* _Brief_
Without carrying over a single picture, write out the records below exactly.

* _Supplied data_
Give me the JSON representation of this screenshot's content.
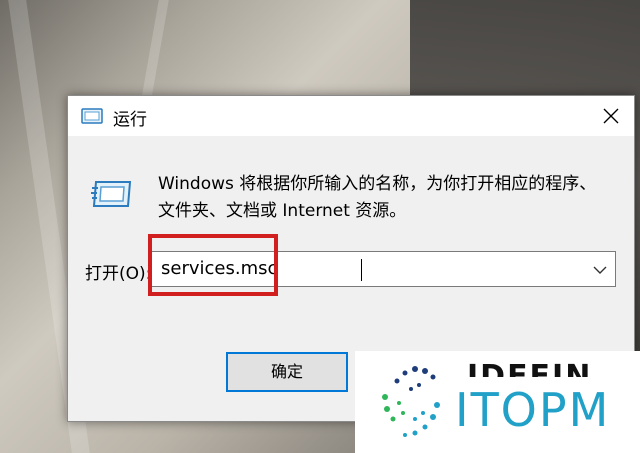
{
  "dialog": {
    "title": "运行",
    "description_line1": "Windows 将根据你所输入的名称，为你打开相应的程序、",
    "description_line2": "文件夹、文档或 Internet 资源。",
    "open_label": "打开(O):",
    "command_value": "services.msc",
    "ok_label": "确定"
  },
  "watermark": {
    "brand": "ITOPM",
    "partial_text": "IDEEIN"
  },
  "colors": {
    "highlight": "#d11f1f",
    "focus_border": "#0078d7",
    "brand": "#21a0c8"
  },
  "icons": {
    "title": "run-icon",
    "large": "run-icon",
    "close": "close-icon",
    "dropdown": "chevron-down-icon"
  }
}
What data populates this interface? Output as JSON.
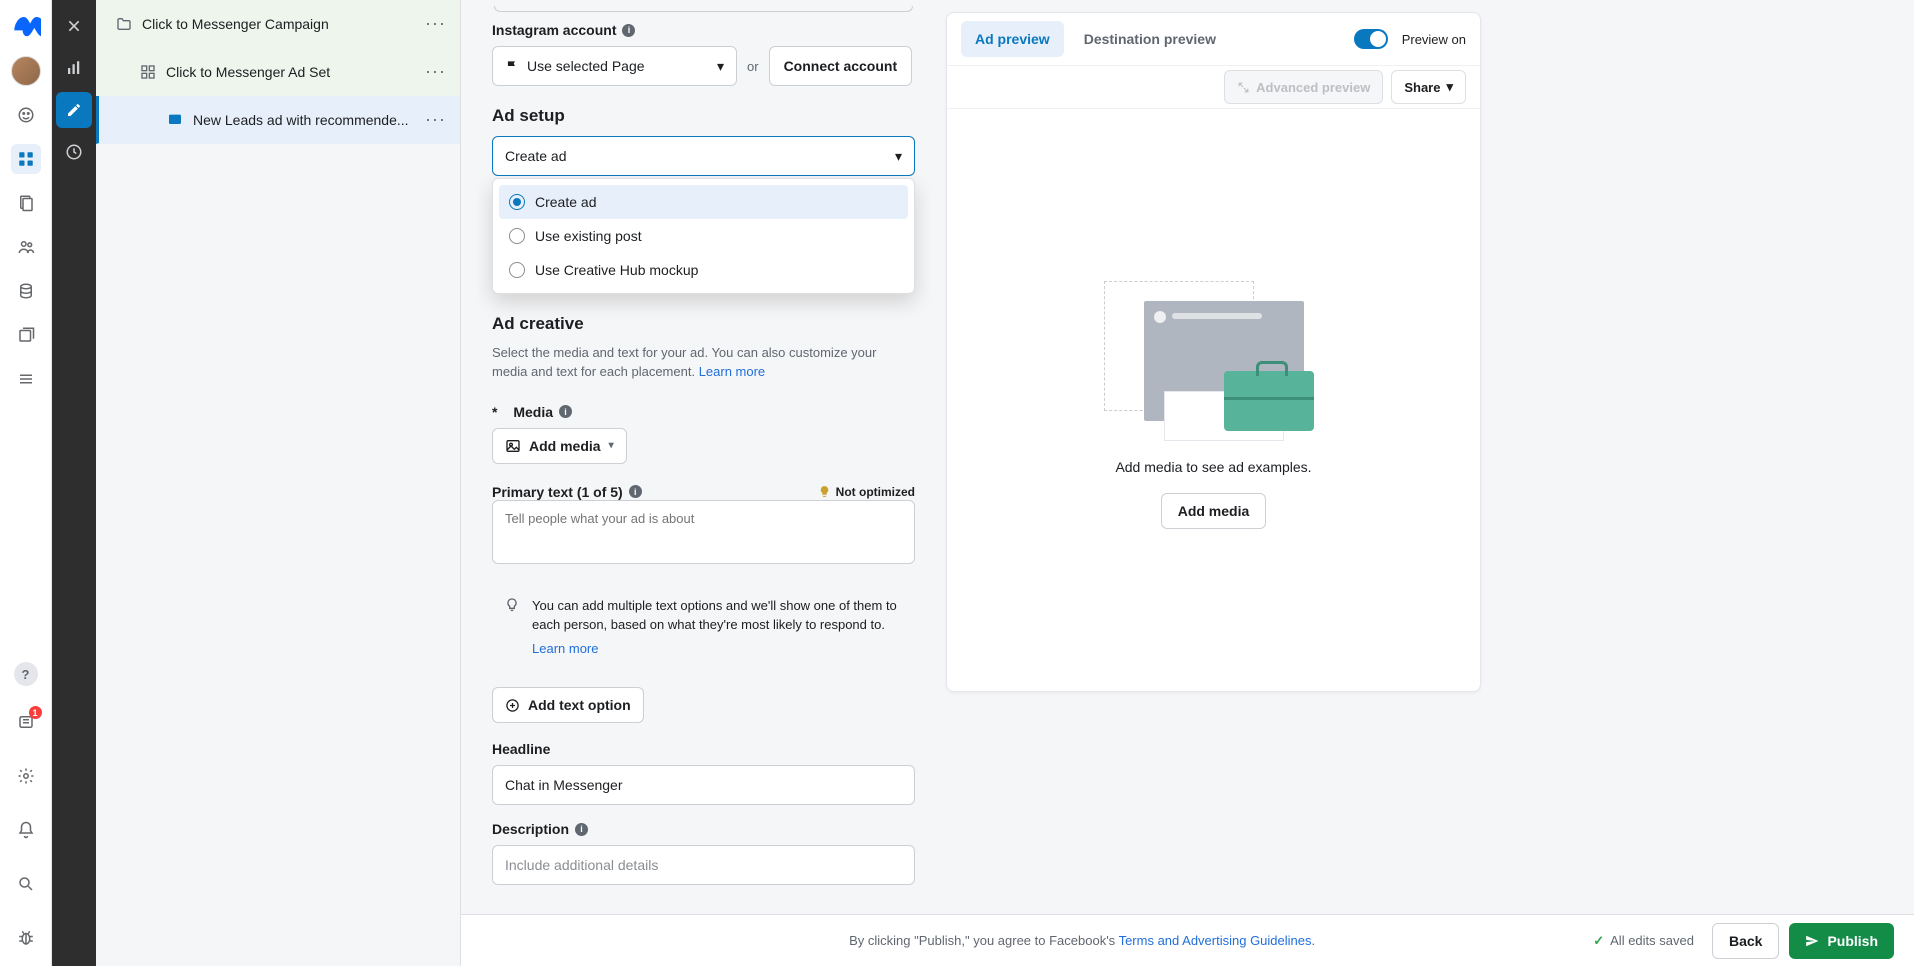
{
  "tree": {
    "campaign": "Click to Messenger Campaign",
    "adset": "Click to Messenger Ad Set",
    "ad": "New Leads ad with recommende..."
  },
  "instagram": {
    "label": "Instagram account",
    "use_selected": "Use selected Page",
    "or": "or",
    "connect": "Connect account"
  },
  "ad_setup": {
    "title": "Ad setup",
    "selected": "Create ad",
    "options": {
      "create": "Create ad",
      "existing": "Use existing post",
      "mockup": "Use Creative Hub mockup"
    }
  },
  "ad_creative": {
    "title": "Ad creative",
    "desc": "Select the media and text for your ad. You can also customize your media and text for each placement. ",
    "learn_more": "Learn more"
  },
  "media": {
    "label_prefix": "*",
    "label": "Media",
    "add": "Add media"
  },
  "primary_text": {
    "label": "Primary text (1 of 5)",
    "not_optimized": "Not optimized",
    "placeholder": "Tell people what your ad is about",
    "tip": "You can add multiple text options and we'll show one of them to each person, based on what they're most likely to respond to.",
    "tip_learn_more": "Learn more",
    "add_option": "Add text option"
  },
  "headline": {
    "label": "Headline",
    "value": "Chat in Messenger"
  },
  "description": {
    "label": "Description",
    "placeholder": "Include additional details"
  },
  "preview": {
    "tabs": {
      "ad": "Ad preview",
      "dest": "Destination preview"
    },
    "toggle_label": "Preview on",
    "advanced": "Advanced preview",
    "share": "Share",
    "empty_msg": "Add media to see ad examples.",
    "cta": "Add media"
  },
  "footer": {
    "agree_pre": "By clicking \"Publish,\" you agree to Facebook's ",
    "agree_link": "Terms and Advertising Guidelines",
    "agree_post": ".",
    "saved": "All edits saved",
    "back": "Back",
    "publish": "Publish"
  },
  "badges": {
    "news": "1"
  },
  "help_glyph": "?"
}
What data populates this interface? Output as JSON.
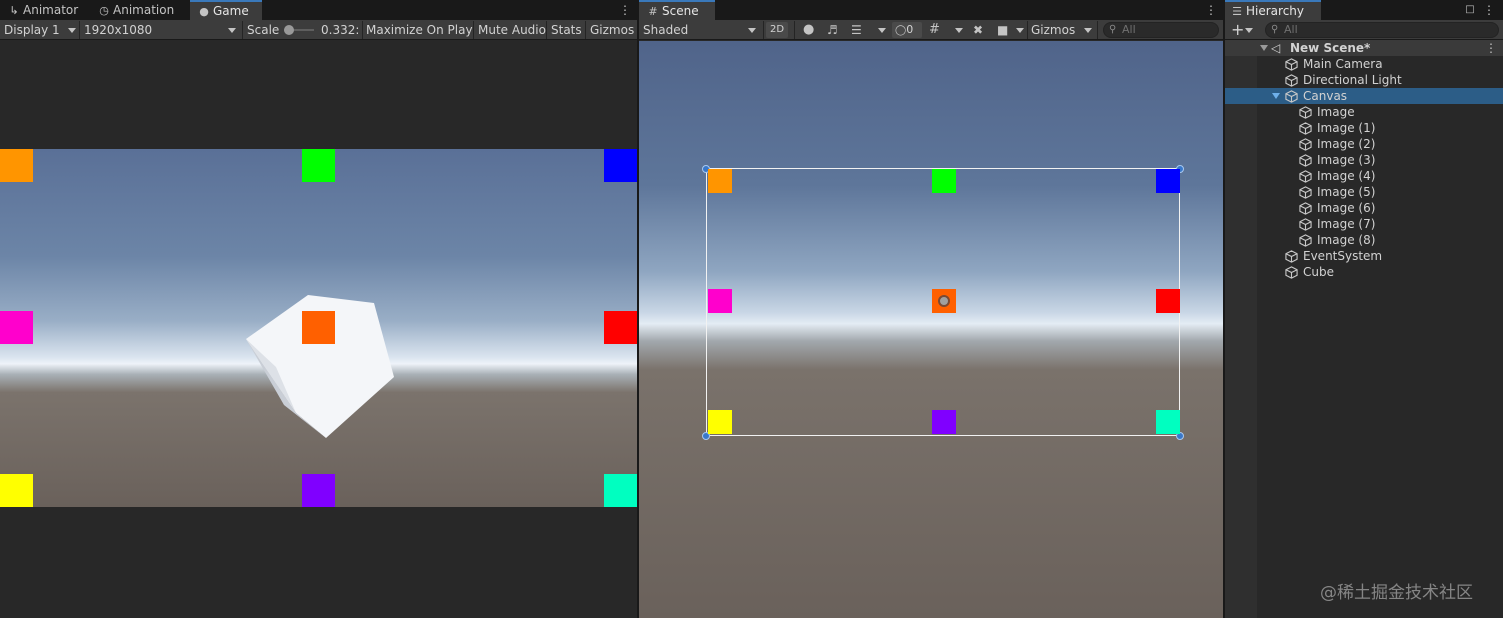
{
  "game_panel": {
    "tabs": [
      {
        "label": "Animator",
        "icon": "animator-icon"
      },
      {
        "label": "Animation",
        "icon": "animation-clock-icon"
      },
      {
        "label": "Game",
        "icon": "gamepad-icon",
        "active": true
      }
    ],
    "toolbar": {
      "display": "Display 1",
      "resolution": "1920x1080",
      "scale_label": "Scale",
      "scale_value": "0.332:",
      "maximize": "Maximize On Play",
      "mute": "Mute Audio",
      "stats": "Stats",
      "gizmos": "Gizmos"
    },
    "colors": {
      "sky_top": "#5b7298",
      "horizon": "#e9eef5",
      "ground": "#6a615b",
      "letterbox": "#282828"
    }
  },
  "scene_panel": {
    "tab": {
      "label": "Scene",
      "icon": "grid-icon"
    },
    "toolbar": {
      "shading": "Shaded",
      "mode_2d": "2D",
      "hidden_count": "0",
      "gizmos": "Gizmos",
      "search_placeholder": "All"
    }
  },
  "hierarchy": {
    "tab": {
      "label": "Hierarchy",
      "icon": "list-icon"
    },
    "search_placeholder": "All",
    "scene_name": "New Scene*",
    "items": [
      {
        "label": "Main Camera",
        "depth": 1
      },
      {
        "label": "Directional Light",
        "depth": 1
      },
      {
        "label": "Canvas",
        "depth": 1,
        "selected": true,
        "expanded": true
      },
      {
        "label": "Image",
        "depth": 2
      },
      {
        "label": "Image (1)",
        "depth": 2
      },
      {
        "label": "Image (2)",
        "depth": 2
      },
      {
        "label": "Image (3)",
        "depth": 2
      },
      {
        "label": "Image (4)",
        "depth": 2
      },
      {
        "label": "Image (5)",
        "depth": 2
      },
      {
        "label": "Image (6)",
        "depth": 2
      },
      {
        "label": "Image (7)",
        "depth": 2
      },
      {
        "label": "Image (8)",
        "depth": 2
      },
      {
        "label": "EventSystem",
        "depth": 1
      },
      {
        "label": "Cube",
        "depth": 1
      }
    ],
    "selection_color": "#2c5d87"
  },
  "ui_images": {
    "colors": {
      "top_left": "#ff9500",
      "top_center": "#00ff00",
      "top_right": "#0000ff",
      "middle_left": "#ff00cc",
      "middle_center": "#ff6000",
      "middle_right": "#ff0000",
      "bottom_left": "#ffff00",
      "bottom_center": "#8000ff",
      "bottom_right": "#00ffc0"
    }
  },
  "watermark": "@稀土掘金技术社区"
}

* _Written solution_
Give me the JSON representation of this screenshot's content.
{
  "dialog": {
    "title": "运行",
    "description_line1": "Windows 将根据你所输入的名称，为你打开相应的程序、",
    "description_line2": "文件夹、文档或 Internet 资源。",
    "open_label": "打开(O):",
    "command_value": "services.msc",
    "ok_label": "确定"
  },
  "watermark": {
    "brand": "ITOPM",
    "partial_text": "IDEEIN"
  },
  "colors": {
    "highlight": "#d11f1f",
    "focus_border": "#0078d7",
    "brand": "#21a0c8"
  },
  "icons": {
    "title": "run-icon",
    "large": "run-icon",
    "close": "close-icon",
    "dropdown": "chevron-down-icon"
  }
}
What data populates this interface? Output as JSON.
{
  "tree": {
    "campaign": "Click to Messenger Campaign",
    "adset": "Click to Messenger Ad Set",
    "ad": "New Leads ad with recommende..."
  },
  "instagram": {
    "label": "Instagram account",
    "use_selected": "Use selected Page",
    "or": "or",
    "connect": "Connect account"
  },
  "ad_setup": {
    "title": "Ad setup",
    "selected": "Create ad",
    "options": {
      "create": "Create ad",
      "existing": "Use existing post",
      "mockup": "Use Creative Hub mockup"
    }
  },
  "ad_creative": {
    "title": "Ad creative",
    "desc": "Select the media and text for your ad. You can also customize your media and text for each placement. ",
    "learn_more": "Learn more"
  },
  "media": {
    "label_prefix": "*",
    "label": "Media",
    "add": "Add media"
  },
  "primary_text": {
    "label": "Primary text (1 of 5)",
    "not_optimized": "Not optimized",
    "placeholder": "Tell people what your ad is about",
    "tip": "You can add multiple text options and we'll show one of them to each person, based on what they're most likely to respond to.",
    "tip_learn_more": "Learn more",
    "add_option": "Add text option"
  },
  "headline": {
    "label": "Headline",
    "value": "Chat in Messenger"
  },
  "description": {
    "label": "Description",
    "placeholder": "Include additional details"
  },
  "preview": {
    "tabs": {
      "ad": "Ad preview",
      "dest": "Destination preview"
    },
    "toggle_label": "Preview on",
    "advanced": "Advanced preview",
    "share": "Share",
    "empty_msg": "Add media to see ad examples.",
    "cta": "Add media"
  },
  "footer": {
    "agree_pre": "By clicking \"Publish,\" you agree to Facebook's ",
    "agree_link": "Terms and Advertising Guidelines",
    "agree_post": ".",
    "saved": "All edits saved",
    "back": "Back",
    "publish": "Publish"
  },
  "badges": {
    "news": "1"
  },
  "help_glyph": "?"
}
What data populates this interface? Output as JSON.
{
  "game_panel": {
    "tabs": [
      {
        "label": "Animator",
        "icon": "animator-icon"
      },
      {
        "label": "Animation",
        "icon": "animation-clock-icon"
      },
      {
        "label": "Game",
        "icon": "gamepad-icon",
        "active": true
      }
    ],
    "toolbar": {
      "display": "Display 1",
      "resolution": "1920x1080",
      "scale_label": "Scale",
      "scale_value": "0.332:",
      "maximize": "Maximize On Play",
      "mute": "Mute Audio",
      "stats": "Stats",
      "gizmos": "Gizmos"
    },
    "colors": {
      "sky_top": "#5b7298",
      "horizon": "#e9eef5",
      "ground": "#6a615b",
      "letterbox": "#282828"
    }
  },
  "scene_panel": {
    "tab": {
      "label": "Scene",
      "icon": "grid-icon"
    },
    "toolbar": {
      "shading": "Shaded",
      "mode_2d": "2D",
      "hidden_count": "0",
      "gizmos": "Gizmos",
      "search_placeholder": "All"
    }
  },
  "hierarchy": {
    "tab": {
      "label": "Hierarchy",
      "icon": "list-icon"
    },
    "search_placeholder": "All",
    "scene_name": "New Scene*",
    "items": [
      {
        "label": "Main Camera",
        "depth": 1
      },
      {
        "label": "Directional Light",
        "depth": 1
      },
      {
        "label": "Canvas",
        "depth": 1,
        "selected": true,
        "expanded": true
      },
      {
        "label": "Image",
        "depth": 2
      },
      {
        "label": "Image (1)",
        "depth": 2
      },
      {
        "label": "Image (2)",
        "depth": 2
      },
      {
        "label": "Image (3)",
        "depth": 2
      },
      {
        "label": "Image (4)",
        "depth": 2
      },
      {
        "label": "Image (5)",
        "depth": 2
      },
      {
        "label": "Image (6)",
        "depth": 2
      },
      {
        "label": "Image (7)",
        "depth": 2
      },
      {
        "label": "Image (8)",
        "depth": 2
      },
      {
        "label": "EventSystem",
        "depth": 1
      },
      {
        "label": "Cube",
        "depth": 1
      }
    ],
    "selection_color": "#2c5d87"
  },
  "ui_images": {
    "colors": {
      "top_left": "#ff9500",
      "top_center": "#00ff00",
      "top_right": "#0000ff",
      "middle_left": "#ff00cc",
      "middle_center": "#ff6000",
      "middle_right": "#ff0000",
      "bottom_left": "#ffff00",
      "bottom_center": "#8000ff",
      "bottom_right": "#00ffc0"
    }
  },
  "watermark": "@稀土掘金技术社区"
}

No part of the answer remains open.